Lisbon, Portugal — According to preliminary ICSG data by the International Copper Study Group (ICSG), the refined copper balance for the first ten months of 2015 indicates a production surplus of around 60,000 metric tonnes (t) and a seasonally adjusted surplus of about 122,000 t. This compares with a production deficit of around 485,000 t (a seasonally adjusted deficit of about 426,000 t) for the same period of 2014. the refined copper market for October 2015 (excluding the adjustment for changes in China’s bonded stocks) was roughly balanced with an apparent production surplus of only 2,000 t. When making seasonal adjustments for world refined production and usage, October showed a small production deficit of 3,000 t.
In the first ten months of 2015, world apparent usage is estimated to have declined by around 1 percent (210,000 t) compared with that in the same period of 2014. Excluding China, world usage declined by around 3.5 percent. Although Chinese apparent demand increased by around 1.5 percent, usage declined by 4.5 percent and 7 percent in the EU and Japan, respectively, and by 46 percent in Russia (following the withdrawal of Russia’s cathode export tax in September 2014). On a regional basis, usage is estimated to have increased by around 1 percent in Africa, in Asia and in the Americas, respectively while declining by around 10 percent and 60 percent in Europe and Oceania, respectively.
World mine production is estimated to have increased by around 3.5 percent (520,000 t) in the first ten months of 2015 compared with production in the same period of 2014. Concentrate production increased by 4 percent while solvent extraction-electrowinning (SX-EW) increased by 1 percent. The increase in world mine production was mainly due to a recovery in production levels at operating mines in Indonesia (61 percent growth in Indonesian mine production as in 2014 output was constrained by a seven month ban on concentrates exports) and an 18 percent increase in Peruvian output (benefitting from higher production rates at operating mines and a ramp-up in production from mines that started in 2014/2015). Production increased by 0.7 percent in Chile while remaining essentially unchanged in the United States and China. On a regional basis, production rose by 4 percent in South America, 10 percent in Asia and 1.5 percent in Europe. However, production declined by 2 percent and 3.5 percent in Africa and Oceania, respectively and remained flat in North America. The average world mine capacity utilization rate for the first ten months of 2015 declined to around 84 percent from 85 percent in the same period of 2014.

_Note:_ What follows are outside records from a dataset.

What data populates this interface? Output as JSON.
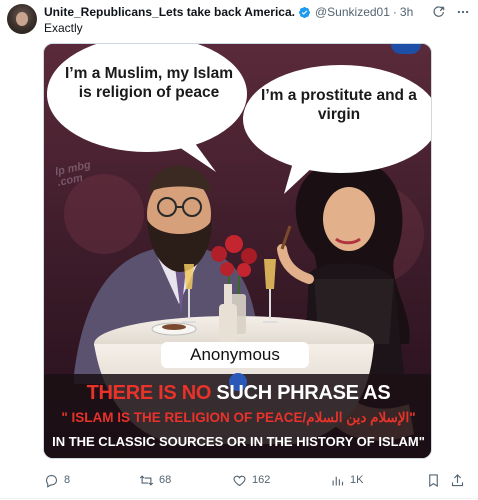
{
  "post": {
    "display_name": "Unite_Republicans_Lets take back America.",
    "handle": "@Sunkized01",
    "separator": "·",
    "time": "3h",
    "text": "Exactly"
  },
  "media": {
    "bubble_left": "I’m a Muslim, my Islam is religion of peace",
    "bubble_right": "I’m a prostitute and a virgin",
    "watermark": "lp mbg .com",
    "label": "Anonymous",
    "caption": {
      "line1_red": "THERE IS NO",
      "line1_white": "SUCH PHRASE AS",
      "line2": "\" ISLAM IS THE RELIGION OF PEACE/الإسلام دين السلام\"",
      "line3": "IN THE CLASSIC SOURCES OR IN THE HISTORY OF ISLAM\""
    }
  },
  "actions": {
    "replies": "8",
    "reposts": "68",
    "likes": "162",
    "views": "1K"
  },
  "icons": {
    "verified": "verified-badge-icon",
    "grok": "grok-icon",
    "more": "more-icon",
    "reply": "reply-icon",
    "repost": "repost-icon",
    "like": "heart-icon",
    "views": "views-icon",
    "bookmark": "bookmark-icon",
    "share": "share-icon"
  },
  "colors": {
    "verified_blue": "#1d9bf0",
    "meta_gray": "#536471",
    "caption_red": "#e8322a"
  }
}
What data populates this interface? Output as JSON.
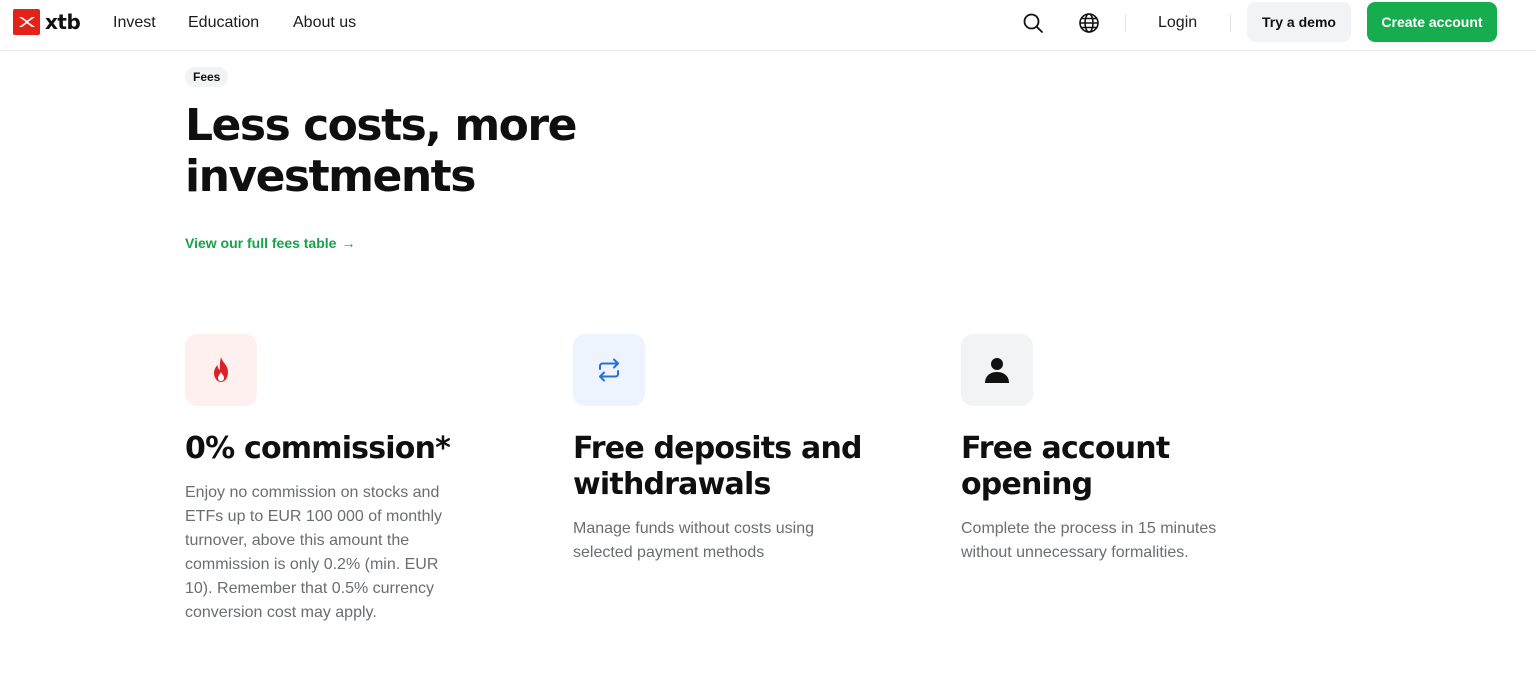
{
  "header": {
    "logo_text": "xtb",
    "nav": [
      "Invest",
      "Education",
      "About us"
    ],
    "login_label": "Login",
    "demo_label": "Try a demo",
    "create_label": "Create account",
    "icons": [
      "search-icon",
      "globe-icon"
    ]
  },
  "hero": {
    "tag": "Fees",
    "title": "Less costs, more investments",
    "fees_link": "View our full fees table",
    "fees_link_arrow": "→"
  },
  "features": [
    {
      "icon": "flame-icon",
      "title": "0% commission*",
      "description": "Enjoy no commission on stocks and ETFs up to EUR 100 000 of monthly turnover, above this amount the commission is only 0.2% (min. EUR 10). Remember that 0.5% currency conversion cost may apply."
    },
    {
      "icon": "transfer-arrows-icon",
      "title": "Free deposits and withdrawals",
      "description": "Manage funds without costs using selected payment methods"
    },
    {
      "icon": "user-icon",
      "title": "Free account opening",
      "description": "Complete the process in 15 minutes without unnecessary formalities."
    }
  ],
  "colors": {
    "brand_red": "#e2231a",
    "accent_green": "#15ad4e",
    "link_green": "#15a24a",
    "text_muted": "#6a6d73"
  }
}
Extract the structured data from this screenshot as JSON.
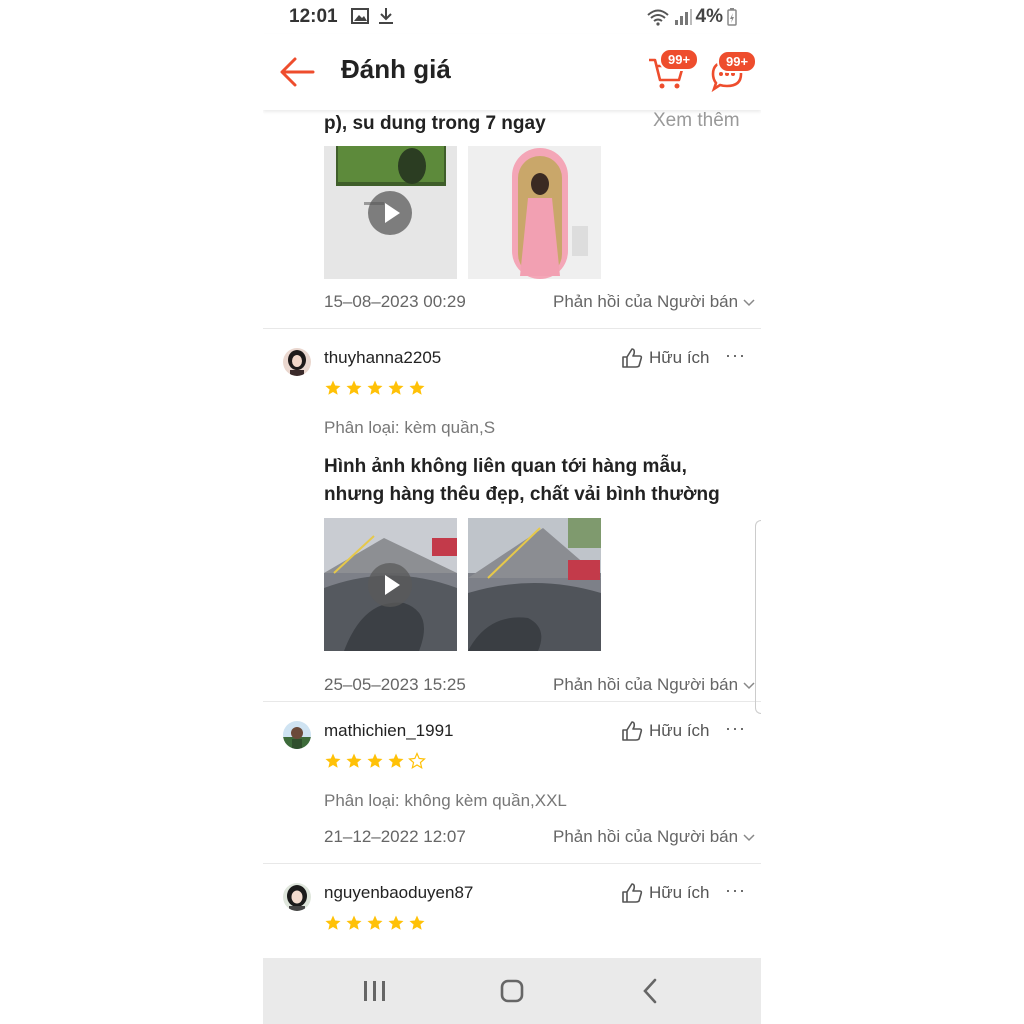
{
  "status_bar": {
    "time": "12:01",
    "battery": "4%",
    "icons": [
      "image-icon",
      "download-icon",
      "wifi-icon",
      "signal-icon",
      "battery-icon"
    ]
  },
  "header": {
    "title": "Đánh giá",
    "cart_badge": "99+",
    "chat_badge": "99+"
  },
  "top_review": {
    "comment_tail": "p), su dung trong 7 ngay",
    "see_more": "Xem thêm",
    "date": "15–08–2023 00:29",
    "reply_label": "Phản hồi của Người bán"
  },
  "reviews": [
    {
      "username": "thuyhanna2205",
      "helpful": "Hữu ích",
      "rating": 5,
      "variant": "Phân loại: kèm quần,S",
      "comment": "Hình ảnh không liên quan tới hàng mẫu, nhưng hàng thêu đẹp, chất vải bình thường",
      "date": "25–05–2023 15:25",
      "reply_label": "Phản hồi của Người bán"
    },
    {
      "username": "mathichien_1991",
      "helpful": "Hữu ích",
      "rating": 4,
      "variant": "Phân loại: không kèm quần,XXL",
      "date": "21–12–2022 12:07",
      "reply_label": "Phản hồi của Người bán"
    },
    {
      "username": "nguyenbaoduyen87",
      "helpful": "Hữu ích",
      "rating": 5
    }
  ],
  "colors": {
    "accent": "#ee4d2d",
    "star": "#ffc107",
    "text": "#222222",
    "muted": "#777777"
  }
}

World refined production is estimated to have increased by about 1.8 percent (330,000 t) in the first ten months of 2015 compared with refined production in the same period of 2014: primary production was up by 2 percent and secondary production (from scrap) remained essentially unchanged. The main contributor to growth in world refined production was China (up by 4 percent) followed by the DRC and India where production increased by 5 percent, respectively. Output in Chile and Japan (the second and third leading refined copper producers) declined by 2 percent and 3 percent, respectively, while in the United States (the fourth largest refined copper producer), production dropped by 2 percent. On a regional basis, refined output is estimated to have increased in Africa (5 percent) and Asia (4 percent) and decreased in the Americas (-1 percent) and in Oceania (-7 percent) while remaining essentially unchanged in Europe. The average world refinery capacity utilization rate for the first ten months of 2015 remained practically unchanged at around 83 percent as compared to the same period of 2014.
Based on the average of stock estimates provided by independent consultants, China’s bonded stocks declined by around 160,000 t in the first ten months of 2015 from the year-end 2014 level. Stocks declined by 63,000 t in the same period of 2014. In the first ten months of 2015, the world refined copper balance adjusted for the change in Chinese bonded stocks indicates a production deficit of around 100,000 t compared with a deficit of around 550,000 t in the same period of 2014.
The average LME cash price for December was US-$ 4,629.00 per tonne, down from the November average of US-$ 4,808.24 per tonne. The 2015 high and low copper prices were US-$ 6,448.00 (on 12th May) and US-$ 4,515.50 per tonne (on 23rd November), respectively, and the year average was US-$ 5,494.50 per tonne (20 percent below 2014 annual average). As of the end of December, copper stocks held at the major metal exchanges (LME, COMEX, SHFE) totalled 481,868 t, an increase of 175,431 t (57 percent) from stocks held at the end of December 2014. Compared with the December 2014 levels, stocks were up at the three exchanges.
The January 2016 Copper Bulletin is available for sale upon request. Please visit the ICSG website for further copper market related information.
Source: International Copper Study Group (ICSG)